What is being asked:
Filter the lines below, keeping each one that holds "amount".

==========

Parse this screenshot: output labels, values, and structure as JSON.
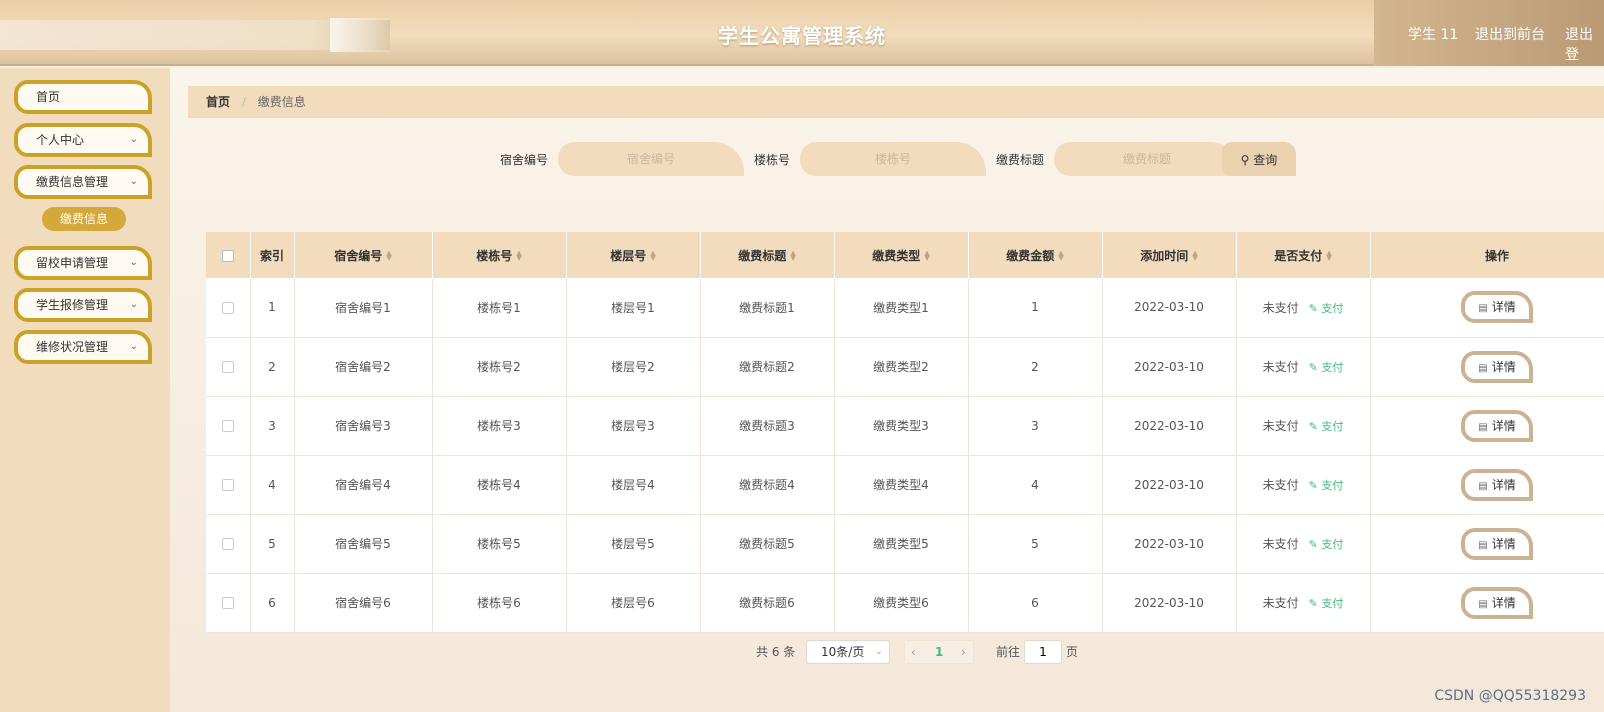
{
  "header": {
    "title": "学生公寓管理系统",
    "user": "学生 11",
    "to_front": "退出到前台",
    "logout": "退出登"
  },
  "sidebar": {
    "items": [
      {
        "label": "首页"
      },
      {
        "label": "个人中心"
      },
      {
        "label": "缴费信息管理"
      },
      {
        "label": "留校申请管理"
      },
      {
        "label": "学生报修管理"
      },
      {
        "label": "维修状况管理"
      }
    ],
    "sub_item": "缴费信息"
  },
  "breadcrumb": {
    "home": "首页",
    "current": "缴费信息"
  },
  "search": {
    "dorm_label": "宿舍编号",
    "dorm_placeholder": "宿舍编号",
    "building_label": "楼栋号",
    "building_placeholder": "楼栋号",
    "title_label": "缴费标题",
    "title_placeholder": "缴费标题",
    "button": "查询"
  },
  "table": {
    "headers": [
      "索引",
      "宿舍编号",
      "楼栋号",
      "楼层号",
      "缴费标题",
      "缴费类型",
      "缴费金额",
      "添加时间",
      "是否支付",
      "操作"
    ],
    "rows": [
      {
        "index": "1",
        "dorm": "宿舍编号1",
        "building": "楼栋号1",
        "floor": "楼层号1",
        "title": "缴费标题1",
        "type": "缴费类型1",
        "amount": "1",
        "date": "2022-03-10",
        "status": "未支付",
        "pay": "支付",
        "detail": "详情"
      },
      {
        "index": "2",
        "dorm": "宿舍编号2",
        "building": "楼栋号2",
        "floor": "楼层号2",
        "title": "缴费标题2",
        "type": "缴费类型2",
        "amount": "2",
        "date": "2022-03-10",
        "status": "未支付",
        "pay": "支付",
        "detail": "详情"
      },
      {
        "index": "3",
        "dorm": "宿舍编号3",
        "building": "楼栋号3",
        "floor": "楼层号3",
        "title": "缴费标题3",
        "type": "缴费类型3",
        "amount": "3",
        "date": "2022-03-10",
        "status": "未支付",
        "pay": "支付",
        "detail": "详情"
      },
      {
        "index": "4",
        "dorm": "宿舍编号4",
        "building": "楼栋号4",
        "floor": "楼层号4",
        "title": "缴费标题4",
        "type": "缴费类型4",
        "amount": "4",
        "date": "2022-03-10",
        "status": "未支付",
        "pay": "支付",
        "detail": "详情"
      },
      {
        "index": "5",
        "dorm": "宿舍编号5",
        "building": "楼栋号5",
        "floor": "楼层号5",
        "title": "缴费标题5",
        "type": "缴费类型5",
        "amount": "5",
        "date": "2022-03-10",
        "status": "未支付",
        "pay": "支付",
        "detail": "详情"
      },
      {
        "index": "6",
        "dorm": "宿舍编号6",
        "building": "楼栋号6",
        "floor": "楼层号6",
        "title": "缴费标题6",
        "type": "缴费类型6",
        "amount": "6",
        "date": "2022-03-10",
        "status": "未支付",
        "pay": "支付",
        "detail": "详情"
      }
    ]
  },
  "pagination": {
    "total": "共 6 条",
    "page_size": "10条/页",
    "current_page": "1",
    "goto_label": "前往",
    "goto_value": "1",
    "page_unit": "页"
  },
  "watermark": "CSDN @QQ55318293",
  "colors": {
    "accent": "#c9a227",
    "header_bg": "#f3dcbd",
    "pay_link": "#3dbd7d"
  }
}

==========

Final answer:
        "amount": "1",
        "amount": "2",
        "amount": "3",
        "amount": "4",
        "amount": "5",
        "amount": "6",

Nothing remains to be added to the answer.